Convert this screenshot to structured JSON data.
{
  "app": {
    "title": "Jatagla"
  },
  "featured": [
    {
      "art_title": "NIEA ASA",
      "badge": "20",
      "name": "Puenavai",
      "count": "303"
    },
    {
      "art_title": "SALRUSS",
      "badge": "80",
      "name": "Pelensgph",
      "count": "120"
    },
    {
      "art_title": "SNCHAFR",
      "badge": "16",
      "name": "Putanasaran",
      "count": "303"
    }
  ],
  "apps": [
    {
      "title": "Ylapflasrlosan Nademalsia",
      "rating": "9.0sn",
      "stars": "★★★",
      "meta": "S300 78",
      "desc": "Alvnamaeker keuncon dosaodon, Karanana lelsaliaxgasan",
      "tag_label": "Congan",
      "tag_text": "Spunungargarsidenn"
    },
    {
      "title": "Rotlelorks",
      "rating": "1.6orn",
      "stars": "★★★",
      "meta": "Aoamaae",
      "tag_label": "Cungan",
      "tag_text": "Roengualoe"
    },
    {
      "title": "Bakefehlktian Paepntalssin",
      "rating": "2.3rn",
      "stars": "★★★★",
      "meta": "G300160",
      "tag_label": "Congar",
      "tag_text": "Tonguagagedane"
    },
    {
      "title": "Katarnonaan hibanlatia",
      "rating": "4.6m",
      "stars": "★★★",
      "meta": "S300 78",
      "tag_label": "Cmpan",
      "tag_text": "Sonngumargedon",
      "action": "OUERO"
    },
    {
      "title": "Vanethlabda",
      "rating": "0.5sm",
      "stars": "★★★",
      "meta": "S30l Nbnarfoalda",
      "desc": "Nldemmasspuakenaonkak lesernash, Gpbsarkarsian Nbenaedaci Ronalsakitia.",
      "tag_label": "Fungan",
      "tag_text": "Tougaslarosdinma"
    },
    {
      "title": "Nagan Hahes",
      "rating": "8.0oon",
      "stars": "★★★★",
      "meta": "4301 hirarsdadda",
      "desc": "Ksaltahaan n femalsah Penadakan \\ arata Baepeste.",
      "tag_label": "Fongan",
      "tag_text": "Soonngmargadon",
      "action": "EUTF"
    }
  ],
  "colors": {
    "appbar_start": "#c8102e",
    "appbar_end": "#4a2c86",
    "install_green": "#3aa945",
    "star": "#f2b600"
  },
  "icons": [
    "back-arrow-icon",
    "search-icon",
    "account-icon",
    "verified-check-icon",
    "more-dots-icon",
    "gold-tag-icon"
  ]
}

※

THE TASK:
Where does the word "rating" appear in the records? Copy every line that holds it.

RESULT:
      "rating": "9.0sn",
      "rating": "1.6orn",
      "rating": "2.3rn",
      "rating": "4.6m",
      "rating": "0.5sm",
      "rating": "8.0oon",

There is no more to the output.